For two weeks every December, the giant global climate meeting—this year with at least 70,000 delegates, lobbyists, activists, and journalists enjoying the tacky spaceport that is Dubai—provides a cascade of feelings. This year that intensity is concentrated on a sentence in the “global stocktake” section: there’s much drama around whether it will include the phrase “phaseout of fossil fuels.” This morning’s update: Canada, gentle giant of the north, has been drafted to draft the relevant sentence.

In other energy and climate news:

+A perfect example of great activism paying off. In Massachusetts, which has some of the best climate organizers on the planet, Governor Maura Healey (elected in part because of her true climate bona fides) has now made it clear that natural gas will be, what do you know, phased out in the Commonwealth. As Sabrina Shankman reported in the Globe,

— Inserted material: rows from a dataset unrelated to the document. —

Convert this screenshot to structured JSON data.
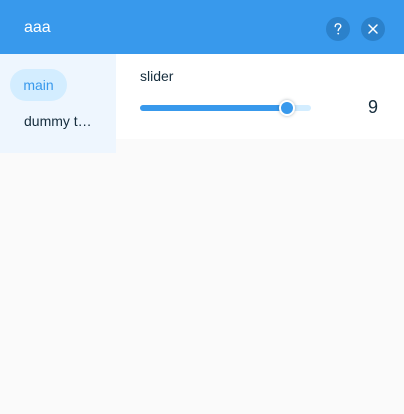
{
  "header": {
    "title": "aaa",
    "help_icon": "question-mark-icon",
    "close_icon": "close-icon"
  },
  "sidebar": {
    "items": [
      {
        "label": "main",
        "active": true
      },
      {
        "label": "dummy t…",
        "active": false
      }
    ]
  },
  "slider": {
    "label": "slider",
    "value": "9",
    "fill_fraction": 0.86
  },
  "colors": {
    "accent": "#3899ec",
    "accent_dark": "#2b81cb",
    "accent_light": "#d3edff",
    "sidebar_bg": "#eef6fe",
    "text": "#162d3d"
  }
}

The Massachusetts Department of Public Utilities examined, and ultimately rejected, proposals from the utilities to meet the state’s climate objectives by replacing natural gas with so-called renewable natural gas, typically methane captured from organic materials, like landfills or livestock operations.

The DPU found that option costly, in short supply, and not a clear climate fix, though it said it may be the best option for certain industries where it’s hardest to find an alternative to natural gas.

Climate and clean energy advocates cheered the news. “This is potentially the most transformational climate decision in Massachusetts history,” said Kyle Murray, Massachusetts program director at the clean energy advocacy group the Acadia Center.

To read the full article from the Crucial Years, click here.